After spending a week in D.C., we embarked on a 7-hour flight to Normandy, France, to see first-hand where the D-Day assault finally unfolded on that fateful day of June 6, 1944. Here we observed countless memorials and museums dedicated to remembering the triumphs and sacrifices made during the war, including the Pegasus Bridge, the Museum of the Atlantic Wall, Pointe du Hoc, St. Mere-Eglise, the Airborne Museum, Marie Osmont’s home, and finally, the British and German cemeteries. My personal favorites including visiting Utah Beach and especially Omaha Beach, for that is where my silent hero perished during the successful yet simultaneously devastating Normandy invasion. Our studies’ wrap-up occurred at Normandy American Cemetery, where each student presented a eulogy commemorating his or her Silent Hero. The ceremony was somber and tear-jerking, yet a profoundly effective way to eternally perpetuate the memories of those who died to protect our nation in a time of chaos and utter destruction. After the conclusion of the eulogies, we headed for Paris, where we were given an abundance of free time to pursue the city’s spectacles. I was finally able to see the Eiffel, a life-long personal dream, as well as the Arc de Triomphe, the Louvre, and the Cathedral of Notre Dame.
The Normandy Institute was an experience to which nothing can be compared. I will never forget the sites that I visited, the knowledge that I gained, the friends that I made. Most importantly, however, I will always remember the rows of graves that I witnessed at the cemeteries. The countless lives that were lost at the hands of a brutal enemy, and, of course, my Silent Hero, David Callahan, an extraordinary young man who gave up so much to ultimately save the American people.
David G. Callahan. Photograph. fold3.com.
David G. Callahan. World War II and Korean Conflict Veterans Interred Overseas. ancestry.com.
David G. Callahan. World War II Army Enlistment Records, 1938-1946. ancestry.com.
David G. Callahan. World War II Hospital Admission Card Files, 1942-1954. fold3.com.
David George Callahan. World War II Draft Cards, Young Men, 1940-1947. Digital images. ancestry.com.
Massachusetts. Middlesex County. 1940 U.S. Federal Census. Digital images. ancestry.com.
View from the Square, Stoneham, Mass. Postcard. C.1930-1939. Joseph P. Healy Library, University of Massachusetts, Boston (UASC-0140-0044-0020-0001). openarchives.umb.edu/digital/collection/p15774coll6/id/7677/.

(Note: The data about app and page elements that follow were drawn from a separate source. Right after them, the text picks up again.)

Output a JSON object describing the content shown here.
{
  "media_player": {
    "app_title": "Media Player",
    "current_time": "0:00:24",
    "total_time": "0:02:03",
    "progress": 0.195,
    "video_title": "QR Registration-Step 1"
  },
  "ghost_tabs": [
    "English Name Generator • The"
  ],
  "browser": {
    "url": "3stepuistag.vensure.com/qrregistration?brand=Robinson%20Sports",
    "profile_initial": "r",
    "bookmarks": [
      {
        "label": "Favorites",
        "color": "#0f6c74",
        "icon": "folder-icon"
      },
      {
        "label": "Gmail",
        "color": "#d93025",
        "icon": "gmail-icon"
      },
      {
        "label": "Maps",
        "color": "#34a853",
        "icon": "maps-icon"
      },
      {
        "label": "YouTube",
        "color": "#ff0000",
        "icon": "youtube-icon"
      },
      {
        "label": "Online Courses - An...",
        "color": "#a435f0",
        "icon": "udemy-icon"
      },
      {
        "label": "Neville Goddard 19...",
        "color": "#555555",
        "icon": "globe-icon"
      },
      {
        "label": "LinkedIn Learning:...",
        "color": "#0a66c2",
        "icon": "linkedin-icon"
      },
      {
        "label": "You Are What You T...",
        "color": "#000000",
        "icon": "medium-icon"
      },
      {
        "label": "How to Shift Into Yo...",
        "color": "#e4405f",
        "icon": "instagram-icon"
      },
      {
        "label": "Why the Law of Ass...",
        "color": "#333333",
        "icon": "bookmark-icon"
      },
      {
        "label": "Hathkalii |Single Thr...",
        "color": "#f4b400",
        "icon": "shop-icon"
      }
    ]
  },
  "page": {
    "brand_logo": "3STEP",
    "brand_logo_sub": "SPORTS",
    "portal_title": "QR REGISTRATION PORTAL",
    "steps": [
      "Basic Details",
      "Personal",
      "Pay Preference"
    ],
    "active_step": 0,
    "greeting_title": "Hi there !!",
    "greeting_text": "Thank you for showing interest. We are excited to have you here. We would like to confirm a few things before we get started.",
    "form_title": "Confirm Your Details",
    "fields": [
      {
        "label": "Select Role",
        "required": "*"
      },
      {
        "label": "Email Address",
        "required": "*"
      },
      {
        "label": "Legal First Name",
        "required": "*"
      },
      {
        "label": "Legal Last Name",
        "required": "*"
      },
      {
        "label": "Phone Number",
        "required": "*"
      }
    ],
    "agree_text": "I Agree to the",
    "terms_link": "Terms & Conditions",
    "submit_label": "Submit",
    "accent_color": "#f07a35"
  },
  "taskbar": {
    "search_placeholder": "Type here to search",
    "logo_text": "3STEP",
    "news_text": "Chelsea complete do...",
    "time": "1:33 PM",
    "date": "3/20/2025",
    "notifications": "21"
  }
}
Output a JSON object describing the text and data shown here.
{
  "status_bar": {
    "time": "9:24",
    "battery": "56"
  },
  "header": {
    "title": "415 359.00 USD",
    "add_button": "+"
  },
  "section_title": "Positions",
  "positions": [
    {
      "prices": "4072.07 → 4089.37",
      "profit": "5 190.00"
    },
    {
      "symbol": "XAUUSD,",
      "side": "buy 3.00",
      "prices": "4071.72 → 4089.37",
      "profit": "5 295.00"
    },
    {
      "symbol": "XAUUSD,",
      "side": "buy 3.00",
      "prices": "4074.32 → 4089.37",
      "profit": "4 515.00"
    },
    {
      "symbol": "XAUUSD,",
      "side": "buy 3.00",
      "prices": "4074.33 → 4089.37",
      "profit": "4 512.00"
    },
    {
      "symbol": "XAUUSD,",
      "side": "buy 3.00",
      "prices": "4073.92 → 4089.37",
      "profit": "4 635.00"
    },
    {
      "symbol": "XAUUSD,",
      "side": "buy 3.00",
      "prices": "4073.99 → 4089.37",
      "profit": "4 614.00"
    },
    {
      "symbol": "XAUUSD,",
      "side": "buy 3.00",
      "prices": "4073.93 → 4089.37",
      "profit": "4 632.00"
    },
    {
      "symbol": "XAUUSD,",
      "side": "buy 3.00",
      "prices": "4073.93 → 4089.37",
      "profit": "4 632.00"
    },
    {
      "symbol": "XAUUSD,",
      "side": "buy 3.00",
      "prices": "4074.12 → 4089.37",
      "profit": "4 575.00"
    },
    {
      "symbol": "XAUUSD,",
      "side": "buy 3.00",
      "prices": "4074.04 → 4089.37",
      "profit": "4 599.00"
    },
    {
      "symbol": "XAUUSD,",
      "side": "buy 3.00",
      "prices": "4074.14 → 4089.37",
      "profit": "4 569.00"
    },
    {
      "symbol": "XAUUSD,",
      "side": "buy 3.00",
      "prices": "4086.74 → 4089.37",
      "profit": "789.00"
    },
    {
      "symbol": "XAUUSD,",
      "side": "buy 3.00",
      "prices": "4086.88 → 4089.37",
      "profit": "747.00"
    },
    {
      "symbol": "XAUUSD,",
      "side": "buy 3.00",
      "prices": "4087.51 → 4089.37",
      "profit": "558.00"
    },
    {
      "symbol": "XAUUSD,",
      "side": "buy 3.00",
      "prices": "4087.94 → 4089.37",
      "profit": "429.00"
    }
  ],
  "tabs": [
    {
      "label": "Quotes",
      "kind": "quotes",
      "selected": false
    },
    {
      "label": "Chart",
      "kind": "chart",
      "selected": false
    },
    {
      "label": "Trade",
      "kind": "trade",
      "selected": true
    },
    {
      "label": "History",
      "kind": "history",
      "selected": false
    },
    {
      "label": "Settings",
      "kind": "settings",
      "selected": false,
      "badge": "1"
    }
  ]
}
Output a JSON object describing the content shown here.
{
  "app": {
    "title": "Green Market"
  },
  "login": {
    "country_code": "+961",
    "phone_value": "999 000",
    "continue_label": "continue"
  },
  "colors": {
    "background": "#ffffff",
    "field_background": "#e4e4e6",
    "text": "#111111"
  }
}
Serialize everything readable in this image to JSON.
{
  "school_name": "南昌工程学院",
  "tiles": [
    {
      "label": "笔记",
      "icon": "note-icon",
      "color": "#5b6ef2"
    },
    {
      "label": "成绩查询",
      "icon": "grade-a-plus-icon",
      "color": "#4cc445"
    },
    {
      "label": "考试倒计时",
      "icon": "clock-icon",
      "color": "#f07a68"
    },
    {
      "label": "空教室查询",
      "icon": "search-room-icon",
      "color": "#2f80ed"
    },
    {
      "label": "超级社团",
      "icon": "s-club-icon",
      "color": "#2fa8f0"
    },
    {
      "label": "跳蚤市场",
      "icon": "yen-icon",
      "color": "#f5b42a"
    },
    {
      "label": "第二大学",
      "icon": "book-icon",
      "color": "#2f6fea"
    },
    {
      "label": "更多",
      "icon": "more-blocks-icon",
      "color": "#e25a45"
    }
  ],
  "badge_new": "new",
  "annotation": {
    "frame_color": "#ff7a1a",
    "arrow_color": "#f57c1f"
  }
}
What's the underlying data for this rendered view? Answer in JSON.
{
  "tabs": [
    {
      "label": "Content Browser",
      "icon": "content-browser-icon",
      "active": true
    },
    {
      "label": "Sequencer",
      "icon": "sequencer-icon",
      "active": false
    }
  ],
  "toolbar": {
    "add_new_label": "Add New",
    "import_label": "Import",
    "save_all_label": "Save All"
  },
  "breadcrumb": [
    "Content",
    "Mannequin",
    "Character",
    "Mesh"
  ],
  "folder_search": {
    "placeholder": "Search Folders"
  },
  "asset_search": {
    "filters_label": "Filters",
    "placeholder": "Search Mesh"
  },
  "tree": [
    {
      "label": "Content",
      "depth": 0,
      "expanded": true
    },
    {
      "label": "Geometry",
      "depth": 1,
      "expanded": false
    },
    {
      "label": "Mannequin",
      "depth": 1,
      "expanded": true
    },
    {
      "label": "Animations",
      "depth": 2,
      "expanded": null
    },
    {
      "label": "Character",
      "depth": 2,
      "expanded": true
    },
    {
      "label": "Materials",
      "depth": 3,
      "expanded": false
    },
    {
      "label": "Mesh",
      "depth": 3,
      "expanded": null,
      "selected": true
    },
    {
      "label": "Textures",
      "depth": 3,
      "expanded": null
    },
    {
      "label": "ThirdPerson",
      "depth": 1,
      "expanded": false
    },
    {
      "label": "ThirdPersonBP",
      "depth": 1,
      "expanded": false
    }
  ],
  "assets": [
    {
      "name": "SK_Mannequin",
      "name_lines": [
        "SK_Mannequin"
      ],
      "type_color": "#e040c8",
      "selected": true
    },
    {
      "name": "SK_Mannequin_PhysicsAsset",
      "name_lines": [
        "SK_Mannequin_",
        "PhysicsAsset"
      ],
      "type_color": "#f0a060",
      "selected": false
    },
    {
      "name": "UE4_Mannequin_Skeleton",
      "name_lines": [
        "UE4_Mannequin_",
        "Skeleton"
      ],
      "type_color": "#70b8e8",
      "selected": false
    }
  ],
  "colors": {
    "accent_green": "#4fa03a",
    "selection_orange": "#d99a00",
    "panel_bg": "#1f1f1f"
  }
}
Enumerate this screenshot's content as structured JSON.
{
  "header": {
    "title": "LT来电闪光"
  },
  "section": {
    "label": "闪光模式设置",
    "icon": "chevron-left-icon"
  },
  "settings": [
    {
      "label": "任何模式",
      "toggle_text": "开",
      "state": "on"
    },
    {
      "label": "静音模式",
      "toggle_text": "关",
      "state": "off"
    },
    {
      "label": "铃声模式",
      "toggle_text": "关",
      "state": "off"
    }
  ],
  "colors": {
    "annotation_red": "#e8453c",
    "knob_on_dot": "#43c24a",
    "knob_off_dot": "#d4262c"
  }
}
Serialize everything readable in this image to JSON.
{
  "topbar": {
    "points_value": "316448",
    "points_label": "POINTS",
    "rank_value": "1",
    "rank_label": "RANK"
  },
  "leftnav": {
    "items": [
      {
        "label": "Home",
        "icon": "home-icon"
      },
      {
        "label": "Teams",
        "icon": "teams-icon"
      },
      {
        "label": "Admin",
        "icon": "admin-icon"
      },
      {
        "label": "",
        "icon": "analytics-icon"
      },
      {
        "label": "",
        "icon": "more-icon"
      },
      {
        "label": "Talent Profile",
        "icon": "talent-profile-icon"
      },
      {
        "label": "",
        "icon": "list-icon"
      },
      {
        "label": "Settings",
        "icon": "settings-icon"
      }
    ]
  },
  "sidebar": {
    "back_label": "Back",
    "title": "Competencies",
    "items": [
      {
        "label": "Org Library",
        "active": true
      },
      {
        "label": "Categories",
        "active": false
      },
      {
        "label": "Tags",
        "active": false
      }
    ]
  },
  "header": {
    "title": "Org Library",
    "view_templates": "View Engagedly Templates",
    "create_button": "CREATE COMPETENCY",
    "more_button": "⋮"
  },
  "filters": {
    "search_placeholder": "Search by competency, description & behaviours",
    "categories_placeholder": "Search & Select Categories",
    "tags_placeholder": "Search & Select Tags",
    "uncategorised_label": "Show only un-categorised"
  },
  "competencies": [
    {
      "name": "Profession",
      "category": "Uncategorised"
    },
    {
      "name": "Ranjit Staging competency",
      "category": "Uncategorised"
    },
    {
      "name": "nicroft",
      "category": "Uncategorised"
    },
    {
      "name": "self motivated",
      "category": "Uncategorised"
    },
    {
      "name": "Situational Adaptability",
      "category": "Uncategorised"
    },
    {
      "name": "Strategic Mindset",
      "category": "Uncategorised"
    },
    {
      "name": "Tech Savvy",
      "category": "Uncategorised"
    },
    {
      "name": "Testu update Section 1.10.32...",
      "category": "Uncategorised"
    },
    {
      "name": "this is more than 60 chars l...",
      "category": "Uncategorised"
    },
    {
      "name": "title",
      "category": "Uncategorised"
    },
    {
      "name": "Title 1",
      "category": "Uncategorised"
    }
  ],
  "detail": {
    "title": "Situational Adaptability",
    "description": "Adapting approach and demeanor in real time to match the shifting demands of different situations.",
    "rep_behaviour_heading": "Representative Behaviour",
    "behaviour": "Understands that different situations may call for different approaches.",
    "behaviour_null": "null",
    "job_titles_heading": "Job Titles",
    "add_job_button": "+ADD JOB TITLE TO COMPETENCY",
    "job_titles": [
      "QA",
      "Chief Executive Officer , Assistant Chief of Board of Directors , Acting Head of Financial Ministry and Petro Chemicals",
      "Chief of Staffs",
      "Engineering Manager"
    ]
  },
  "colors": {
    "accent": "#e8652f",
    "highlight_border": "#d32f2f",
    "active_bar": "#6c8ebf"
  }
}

“The 1st Infantry Division During World War II.” United States Holocaust Memorial Museum. Accessed September 6, 2014. encyclopedia.ushmm.org/content/en/article/the-1st-infantry-division.
“David G. Callahan.” American Battle Monuments Commission. Accessed February 27, 2021. www.abmc.gov/decedent-search/callahan%3Ddavid.
“History of the First Infantry Division.” First Division Museum at Cantigny Park. Accessed February 27, 2021. www.fdmuseum.org/about-the-1st-infantry-division/history-of-the-first-division/.
“MHC Reconnaissance Survey Town Report: Stoneham.” Massachusetts Historical Commission. Accessed September 6, 2014. www.sec.state.ma.us/mhc/mhcpdf/townreports/Boston/stn.pdf.
“PFC David G. Callahan.” Find a Grave. Updated August 8, 2010. Accessed February 27, 2021. www.findagrave.com/memorial/56642947/david-g-callahan.
Editor’s Note: Some sources list George Callahan’s birth date as December 7, 1920 while others list it as December 7, 1921.